TASK DESCRIPTION:
Give the number of lines in the data below where the word "title" appears, and nothing besides.
□ □ □ □
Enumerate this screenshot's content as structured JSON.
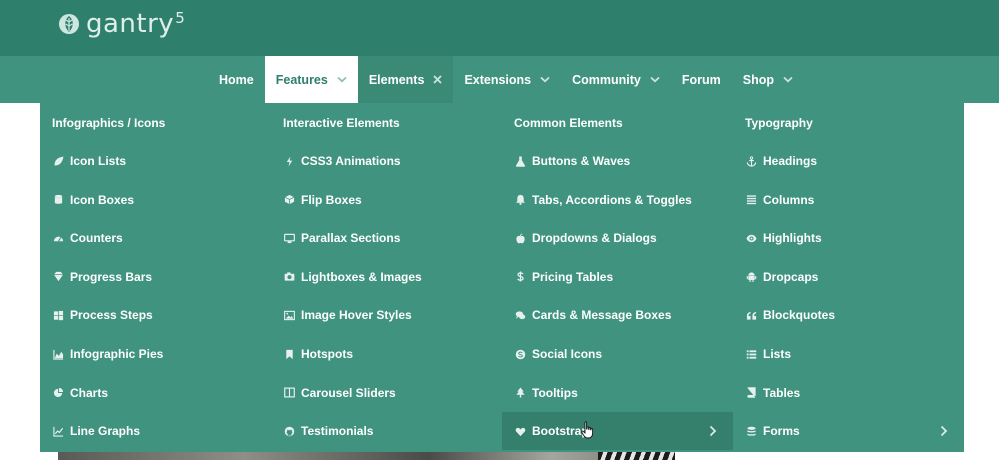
{
  "brand": {
    "name": "gantry",
    "version": "5"
  },
  "nav": [
    {
      "label": "Home",
      "chevron": false
    },
    {
      "label": "Features",
      "chevron": true,
      "state": "active"
    },
    {
      "label": "Elements",
      "close": true,
      "state": "open"
    },
    {
      "label": "Extensions",
      "chevron": true
    },
    {
      "label": "Community",
      "chevron": true
    },
    {
      "label": "Forum",
      "chevron": false
    },
    {
      "label": "Shop",
      "chevron": true
    }
  ],
  "dropdown": {
    "columns": [
      {
        "title": "Infographics / Icons",
        "items": [
          {
            "label": "Icon Lists",
            "icon": "leaf-icon"
          },
          {
            "label": "Icon Boxes",
            "icon": "database-icon"
          },
          {
            "label": "Counters",
            "icon": "dashboard-icon"
          },
          {
            "label": "Progress Bars",
            "icon": "diamond-icon"
          },
          {
            "label": "Process Steps",
            "icon": "windows-icon"
          },
          {
            "label": "Infographic Pies",
            "icon": "area-chart-icon"
          },
          {
            "label": "Charts",
            "icon": "pie-chart-icon"
          },
          {
            "label": "Line Graphs",
            "icon": "line-chart-icon"
          }
        ]
      },
      {
        "title": "Interactive Elements",
        "items": [
          {
            "label": "CSS3 Animations",
            "icon": "bolt-icon"
          },
          {
            "label": "Flip Boxes",
            "icon": "cube-icon"
          },
          {
            "label": "Parallax Sections",
            "icon": "desktop-icon"
          },
          {
            "label": "Lightboxes & Images",
            "icon": "camera-icon"
          },
          {
            "label": "Image Hover Styles",
            "icon": "image-icon"
          },
          {
            "label": "Hotspots",
            "icon": "bookmark-icon"
          },
          {
            "label": "Carousel Sliders",
            "icon": "columns-icon"
          },
          {
            "label": "Testimonials",
            "icon": "github-icon"
          }
        ]
      },
      {
        "title": "Common Elements",
        "items": [
          {
            "label": "Buttons & Waves",
            "icon": "flask-icon"
          },
          {
            "label": "Tabs, Accordions & Toggles",
            "icon": "bell-icon"
          },
          {
            "label": "Dropdowns & Dialogs",
            "icon": "apple-icon"
          },
          {
            "label": "Pricing Tables",
            "icon": "dollar-icon"
          },
          {
            "label": "Cards & Message Boxes",
            "icon": "comments-icon"
          },
          {
            "label": "Social Icons",
            "icon": "skype-icon"
          },
          {
            "label": "Tooltips",
            "icon": "tree-icon"
          },
          {
            "label": "Bootstrap",
            "icon": "heart-icon",
            "submenu": true,
            "highlighted": true
          }
        ]
      },
      {
        "title": "Typography",
        "items": [
          {
            "label": "Headings",
            "icon": "anchor-icon"
          },
          {
            "label": "Columns",
            "icon": "align-icon"
          },
          {
            "label": "Highlights",
            "icon": "eye-icon"
          },
          {
            "label": "Dropcaps",
            "icon": "android-icon"
          },
          {
            "label": "Blockquotes",
            "icon": "quote-icon"
          },
          {
            "label": "Lists",
            "icon": "list-icon"
          },
          {
            "label": "Tables",
            "icon": "book-icon"
          },
          {
            "label": "Forms",
            "icon": "stack-icon",
            "submenu": true
          }
        ]
      }
    ]
  },
  "colors": {
    "header": "#2e806d",
    "navbar": "#40937f",
    "dropdown": "#40937f",
    "highlight": "#357f6d"
  }
}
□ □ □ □
SOLVED PROBLEM:
4